» TASK PROMPT:
Set the whole listing down again, word for word, with no pictures.
++++++++++++++++++++
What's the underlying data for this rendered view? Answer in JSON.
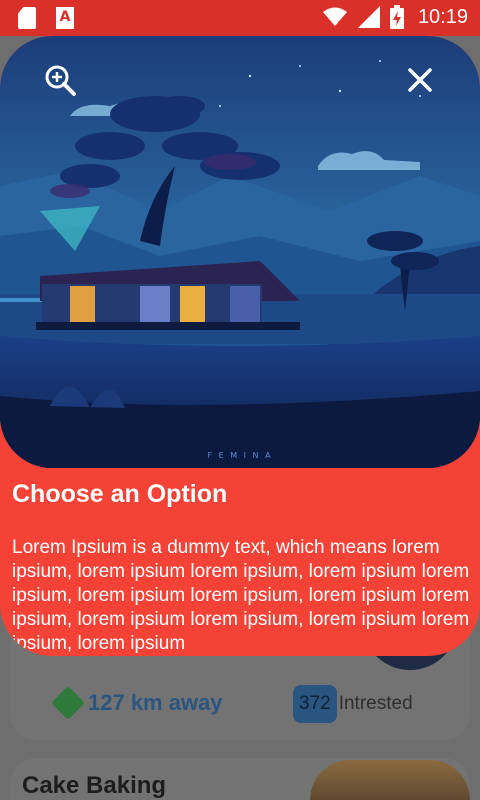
{
  "status_bar": {
    "time": "10:19",
    "app_badge": "A"
  },
  "dialog": {
    "title": "Choose an Option",
    "body": "Lorem Ipsium is a dummy text, which means lorem ipsium, lorem ipsium lorem ipsium, lorem ipsium lorem ipsium, lorem ipsium lorem ipsium, lorem ipsium lorem ipsium, lorem ipsium lorem ipsium, lorem ipsium lorem ipsium, lorem ipsium",
    "image_signature": "F E M I N A",
    "zoom_icon": "zoom-in-icon",
    "close_icon": "close-icon"
  },
  "background_list": {
    "card1": {
      "distance": "127 km away",
      "interested_count": "372",
      "interested_label": "Intrested"
    },
    "card2": {
      "title": "Cake Baking"
    }
  },
  "colors": {
    "status_bar": "#d93129",
    "dialog": "#f44336",
    "accent_blue": "#2a5580"
  }
}
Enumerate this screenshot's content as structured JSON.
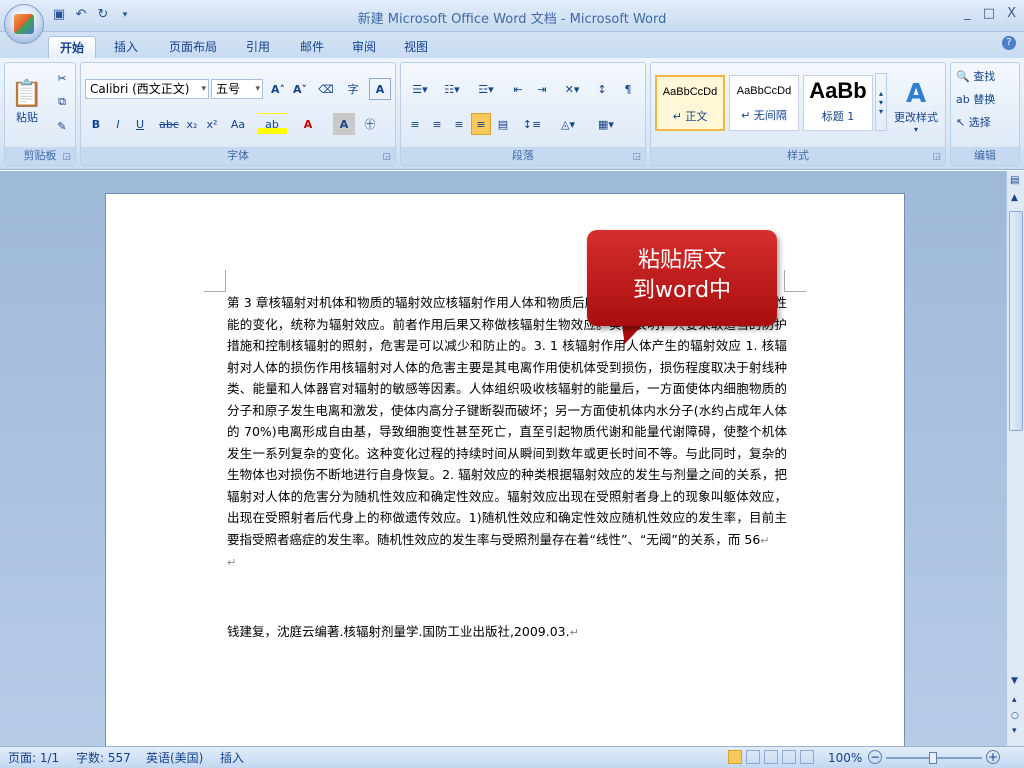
{
  "window": {
    "title": "新建 Microsoft Office Word 文档 - Microsoft Word",
    "min": "_",
    "max": "□",
    "close": "X"
  },
  "tabs": [
    "开始",
    "插入",
    "页面布局",
    "引用",
    "邮件",
    "审阅",
    "视图"
  ],
  "ribbon": {
    "clipboard": {
      "paste": "粘贴",
      "label": "剪贴板"
    },
    "font": {
      "name": "Calibri (西文正文)",
      "size": "五号",
      "label": "字体"
    },
    "paragraph": {
      "label": "段落"
    },
    "styles": {
      "label": "样式",
      "items": [
        {
          "preview": "AaBbCcDd",
          "name": "↵ 正文"
        },
        {
          "preview": "AaBbCcDd",
          "name": "↵ 无间隔"
        },
        {
          "preview": "AaBb",
          "name": "标题 1"
        }
      ],
      "change": "更改样式"
    },
    "editing": {
      "find": "查找",
      "replace": "替换",
      "select": "选择",
      "label": "编辑"
    }
  },
  "callout": {
    "line1": "粘贴原文",
    "line2": "到word中"
  },
  "document": {
    "body": "第 3 章核辐射对机体和物质的辐射效应核辐射作用人体和物质后所产生的各种生物学变化以及物质性能的变化，统称为辐射效应。前者作用后果又称做核辐射生物效应。实践表明，只要采取适当的防护措施和控制核辐射的照射，危害是可以减少和防止的。3. 1 核辐射作用人体产生的辐射效应 1. 核辐射对人体的损伤作用核辐射对人体的危害主要是其电离作用使机体受到损伤，损伤程度取决于射线种类、能量和人体器官对辐射的敏感等因素。人体组织吸收核辐射的能量后，一方面使体内细胞物质的分子和原子发生电离和激发，使体内高分子键断裂而破坏；另一方面使机体内水分子(水约占成年人体的 70%)电离形成自由基，导致细胞变性甚至死亡，直至引起物质代谢和能量代谢障碍，使整个机体发生一系列复杂的变化。这种变化过程的持续时间从瞬间到数年或更长时间不等。与此同时，复杂的生物体也对损伤不断地进行自身恢复。2. 辐射效应的种类根据辐射效应的发生与剂量之间的关系，把辐射对人体的危害分为随机性效应和确定性效应。辐射效应出现在受照射者身上的现象叫躯体效应，出现在受照射者后代身上的称做遗传效应。1)随机性效应和确定性效应随机性效应的发生率，目前主要指受照者癌症的发生率。随机性效应的发生率与受照剂量存在着“线性”、“无阈”的关系，而 56",
    "empty_mark": "↵",
    "citation": "钱建复，沈庭云编著.核辐射剂量学.国防工业出版社,2009.03."
  },
  "status": {
    "page": "页面: 1/1",
    "words": "字数: 557",
    "language": "英语(美国)",
    "mode": "插入",
    "zoom": "100%"
  }
}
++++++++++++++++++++
» OUTPUT FOR THIS EXERCISE:
What's the underlying data for this rendered view? Answer in JSON.
{
  "status_bar": {
    "time": "10:19",
    "app_badge": "A"
  },
  "dialog": {
    "title": "Choose an Option",
    "body": "Lorem Ipsium is a dummy text, which means lorem ipsium, lorem ipsium lorem ipsium, lorem ipsium lorem ipsium, lorem ipsium lorem ipsium, lorem ipsium lorem ipsium, lorem ipsium lorem ipsium, lorem ipsium lorem ipsium, lorem ipsium",
    "image_signature": "F E M I N A",
    "zoom_icon": "zoom-in-icon",
    "close_icon": "close-icon"
  },
  "background_list": {
    "card1": {
      "distance": "127 km away",
      "interested_count": "372",
      "interested_label": "Intrested"
    },
    "card2": {
      "title": "Cake Baking"
    }
  },
  "colors": {
    "status_bar": "#d93129",
    "dialog": "#f44336",
    "accent_blue": "#2a5580"
  }
}
Enumerate this screenshot's content as structured JSON.
{
  "window": {
    "title": "新建 Microsoft Office Word 文档 - Microsoft Word",
    "min": "_",
    "max": "□",
    "close": "X"
  },
  "tabs": [
    "开始",
    "插入",
    "页面布局",
    "引用",
    "邮件",
    "审阅",
    "视图"
  ],
  "ribbon": {
    "clipboard": {
      "paste": "粘贴",
      "label": "剪贴板"
    },
    "font": {
      "name": "Calibri (西文正文)",
      "size": "五号",
      "label": "字体"
    },
    "paragraph": {
      "label": "段落"
    },
    "styles": {
      "label": "样式",
      "items": [
        {
          "preview": "AaBbCcDd",
          "name": "↵ 正文"
        },
        {
          "preview": "AaBbCcDd",
          "name": "↵ 无间隔"
        },
        {
          "preview": "AaBb",
          "name": "标题 1"
        }
      ],
      "change": "更改样式"
    },
    "editing": {
      "find": "查找",
      "replace": "替换",
      "select": "选择",
      "label": "编辑"
    }
  },
  "callout": {
    "line1": "粘贴原文",
    "line2": "到word中"
  },
  "document": {
    "body": "第 3 章核辐射对机体和物质的辐射效应核辐射作用人体和物质后所产生的各种生物学变化以及物质性能的变化，统称为辐射效应。前者作用后果又称做核辐射生物效应。实践表明，只要采取适当的防护措施和控制核辐射的照射，危害是可以减少和防止的。3. 1 核辐射作用人体产生的辐射效应 1. 核辐射对人体的损伤作用核辐射对人体的危害主要是其电离作用使机体受到损伤，损伤程度取决于射线种类、能量和人体器官对辐射的敏感等因素。人体组织吸收核辐射的能量后，一方面使体内细胞物质的分子和原子发生电离和激发，使体内高分子键断裂而破坏；另一方面使机体内水分子(水约占成年人体的 70%)电离形成自由基，导致细胞变性甚至死亡，直至引起物质代谢和能量代谢障碍，使整个机体发生一系列复杂的变化。这种变化过程的持续时间从瞬间到数年或更长时间不等。与此同时，复杂的生物体也对损伤不断地进行自身恢复。2. 辐射效应的种类根据辐射效应的发生与剂量之间的关系，把辐射对人体的危害分为随机性效应和确定性效应。辐射效应出现在受照射者身上的现象叫躯体效应，出现在受照射者后代身上的称做遗传效应。1)随机性效应和确定性效应随机性效应的发生率，目前主要指受照者癌症的发生率。随机性效应的发生率与受照剂量存在着“线性”、“无阈”的关系，而 56",
    "empty_mark": "↵",
    "citation": "钱建复，沈庭云编著.核辐射剂量学.国防工业出版社,2009.03."
  },
  "status": {
    "page": "页面: 1/1",
    "words": "字数: 557",
    "language": "英语(美国)",
    "mode": "插入",
    "zoom": "100%"
  }
}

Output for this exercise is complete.